Out of Syria, Into a European Maze
By Jim Yardley and Gaia Pianigiani, NY Times, November 29, 2013
SYRACUSE, Sicily—Fifty miles off the southeastern coast of Sicily, the refugee boat first appeared as a gray spot on the horizon, rising up or dipping away with the churn of the Mediterranean. Then, as an Italian Coast Guard rescue ship drew closer, the small boat came fully into view, as did the dim figure of a man, standing on the bow, waving a white blanket.
Adrift at sea, the boat heaved with about 150 Syrians fleeing war. Mothers in head scarves clutched infants. A child wore a SpongeBob life jacket. Smugglers had left them alone with a satellite phone and an emergency number in Italy: Save us, they pleaded to the Italians before the phone went dead. We are lost.
Capt. Roberto Mangione shouted for everyone to stay calm as he positioned his Coast Guard ship alongside the listing trawler. The Syrians, pale and beleaguered, started clapping. They had been at sea for six days, drinking fetid water, enduring a terrifying storm. One man combed his hair, as if preparing to greet his new life. A woman named Abeer, dazed and exhausted, thought: salvation, at last.
"I had nothing left in Syria," she explained after stepping onto the rescue boat.
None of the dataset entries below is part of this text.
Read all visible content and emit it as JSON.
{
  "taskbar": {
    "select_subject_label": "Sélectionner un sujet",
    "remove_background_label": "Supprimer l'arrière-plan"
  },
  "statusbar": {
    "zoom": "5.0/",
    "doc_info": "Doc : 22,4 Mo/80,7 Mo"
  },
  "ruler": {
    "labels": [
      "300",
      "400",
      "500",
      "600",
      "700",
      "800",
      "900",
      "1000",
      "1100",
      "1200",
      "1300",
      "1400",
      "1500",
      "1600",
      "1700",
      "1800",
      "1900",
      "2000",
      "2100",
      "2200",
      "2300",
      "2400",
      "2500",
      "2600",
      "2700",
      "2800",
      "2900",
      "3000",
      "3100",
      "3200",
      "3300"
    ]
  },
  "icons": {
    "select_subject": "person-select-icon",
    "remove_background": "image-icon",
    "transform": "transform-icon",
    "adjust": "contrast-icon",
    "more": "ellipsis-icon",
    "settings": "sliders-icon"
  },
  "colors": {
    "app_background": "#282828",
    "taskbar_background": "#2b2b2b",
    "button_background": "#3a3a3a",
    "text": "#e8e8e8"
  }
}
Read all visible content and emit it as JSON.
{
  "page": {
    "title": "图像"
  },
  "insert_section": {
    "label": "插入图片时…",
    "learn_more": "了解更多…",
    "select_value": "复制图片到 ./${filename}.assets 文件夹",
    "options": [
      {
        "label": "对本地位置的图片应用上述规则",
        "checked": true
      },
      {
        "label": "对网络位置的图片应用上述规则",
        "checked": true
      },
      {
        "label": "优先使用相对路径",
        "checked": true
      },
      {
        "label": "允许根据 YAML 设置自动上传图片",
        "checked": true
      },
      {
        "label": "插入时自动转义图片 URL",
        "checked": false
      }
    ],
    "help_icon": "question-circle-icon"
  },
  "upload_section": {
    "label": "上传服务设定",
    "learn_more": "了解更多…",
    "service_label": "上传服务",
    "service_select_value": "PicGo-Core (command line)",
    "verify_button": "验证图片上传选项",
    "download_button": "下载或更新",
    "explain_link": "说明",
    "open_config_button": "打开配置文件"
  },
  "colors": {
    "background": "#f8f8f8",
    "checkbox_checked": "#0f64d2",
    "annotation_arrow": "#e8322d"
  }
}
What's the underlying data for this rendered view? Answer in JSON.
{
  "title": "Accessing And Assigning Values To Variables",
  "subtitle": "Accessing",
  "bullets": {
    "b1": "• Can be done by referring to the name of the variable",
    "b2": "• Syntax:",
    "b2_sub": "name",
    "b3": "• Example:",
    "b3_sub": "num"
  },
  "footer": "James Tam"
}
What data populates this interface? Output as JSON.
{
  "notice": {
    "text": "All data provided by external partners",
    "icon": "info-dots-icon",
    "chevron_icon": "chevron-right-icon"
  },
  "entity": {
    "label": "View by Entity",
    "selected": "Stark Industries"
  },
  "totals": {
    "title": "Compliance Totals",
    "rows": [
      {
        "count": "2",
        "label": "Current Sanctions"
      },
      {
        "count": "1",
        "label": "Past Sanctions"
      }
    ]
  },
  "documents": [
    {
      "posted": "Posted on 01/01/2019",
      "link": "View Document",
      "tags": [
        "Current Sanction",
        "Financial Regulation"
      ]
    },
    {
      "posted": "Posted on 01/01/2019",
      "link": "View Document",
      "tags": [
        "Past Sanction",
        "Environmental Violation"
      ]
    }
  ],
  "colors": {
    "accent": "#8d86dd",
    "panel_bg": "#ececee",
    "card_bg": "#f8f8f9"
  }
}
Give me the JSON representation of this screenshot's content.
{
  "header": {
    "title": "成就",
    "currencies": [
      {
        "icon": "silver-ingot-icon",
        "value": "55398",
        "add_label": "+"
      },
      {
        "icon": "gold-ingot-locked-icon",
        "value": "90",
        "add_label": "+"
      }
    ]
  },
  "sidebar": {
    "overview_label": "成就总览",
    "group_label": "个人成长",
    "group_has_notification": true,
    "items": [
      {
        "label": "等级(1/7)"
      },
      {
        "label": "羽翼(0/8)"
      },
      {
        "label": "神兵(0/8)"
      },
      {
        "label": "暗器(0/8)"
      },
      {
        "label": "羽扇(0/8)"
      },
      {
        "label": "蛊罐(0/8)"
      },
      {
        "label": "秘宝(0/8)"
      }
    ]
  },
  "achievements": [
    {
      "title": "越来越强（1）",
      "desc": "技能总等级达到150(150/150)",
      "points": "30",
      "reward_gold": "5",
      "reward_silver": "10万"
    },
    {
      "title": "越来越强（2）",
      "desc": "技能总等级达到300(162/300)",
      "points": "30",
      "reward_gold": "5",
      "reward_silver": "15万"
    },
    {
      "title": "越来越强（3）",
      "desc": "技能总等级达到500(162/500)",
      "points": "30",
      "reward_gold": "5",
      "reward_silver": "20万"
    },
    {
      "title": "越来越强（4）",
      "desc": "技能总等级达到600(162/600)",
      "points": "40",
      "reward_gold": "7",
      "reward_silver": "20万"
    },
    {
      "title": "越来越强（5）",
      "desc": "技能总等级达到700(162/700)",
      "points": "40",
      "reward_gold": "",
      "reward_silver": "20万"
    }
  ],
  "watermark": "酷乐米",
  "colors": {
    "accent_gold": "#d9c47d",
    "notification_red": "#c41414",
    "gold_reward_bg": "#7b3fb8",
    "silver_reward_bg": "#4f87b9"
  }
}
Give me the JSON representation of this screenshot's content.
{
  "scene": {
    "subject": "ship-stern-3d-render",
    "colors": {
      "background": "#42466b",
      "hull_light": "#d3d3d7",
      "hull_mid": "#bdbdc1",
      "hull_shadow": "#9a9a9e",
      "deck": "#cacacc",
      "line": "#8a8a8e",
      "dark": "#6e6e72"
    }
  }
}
She had fled with her husband and three teenage children. "We came with nothing but ourselves to Europe."
The Syrian exodus has become one of the gravest global refugee crises of recent decades. More than two million people have fled Syria’s civil war, most resettling in neighboring Jordan, Turkey and Lebanon. But since this summer, refugees have also started pouring into Europe in what became for many weeks a humanitarian crisis in the Mediterranean. Over five months, Italy’s Coast Guard rescued thousands of Syrians, even as hundreds of other migrants, including many Syrians, died in two major shipwrecks in October.
For many, reaching Europe was merely the beginning of another difficult journey. Having risked their lives in hopes of settling in prospering Northern Europe, many Syrians found themselves trapped in the south, living illegally in Italy, hiding from the police, as they tried to sneak past border guards and travel north to apply for asylum.
One Syrian man set himself on fire in Rome in October as a protest. In Milan, the financial capital and a transit hub near Italy’s northern border, Syrians began arriving in August, and kept coming as late as November, as refugees took shelter in the central train station, presenting local officials with a dilemma: help them or arrest them?
"This is a humanitarian emergency," Pierfrancesco Majorino, a Milan council member, said in late October.
From the outset, Europe’s response to the Syrian refugees has pitted the ideals of the Continent against the hard reality of European immigration and asylum laws. After the October shipwrecks, European leaders pledged to increase patrols and rescue operations in the Mediterranean—long a demand of southern countries like Italy, which have complained of bearing Europe’s burden.
But Europe’s broader policies on migration and asylum remain riddled with contradictions and mixed signals. This year, Germany and Sweden promised generous benefits and asylum for Syrian refugees, which inspired thousands of Syrians to pay extortionate fees to smugglers to make the dangerous journey across the Mediterranean.
Yet upon reaching Italy, the gateway to Europe, the Syrians have been ensnared in red tape: European law requires that the police immediately fingerprint and register them as refugees in Italy—and asylum seekers must make their applications in the country where they are first fingerprinted and registered.
Few Syrians want asylum in Italy, where the economy is mired in recession and benefits for migrants are meager. Once fingerprinted, however, even if the Syrians make it north to Sweden or Germany, they can be sent back to Italy, where the asylum process often drags on for months.
"They are not offering us things we left our country for—no jobs, no homes," Abeer said. "They are sympathetic. But I didn’t leave Damascus to live like that. Poverty is as bad as war."
Abeer’s rescue at sea on Oct. 2 came weeks after her family fled Syria.
They had planned to leave Italy quickly for Sweden. Instead, they spent nearly a month bouncing around Italy, desperately raising money for a trip north, trying to elude the police and immigration authorities.
"I thought things were going to be easier," she said later at a park in Milan. "But no. Our dreams have begun to fade."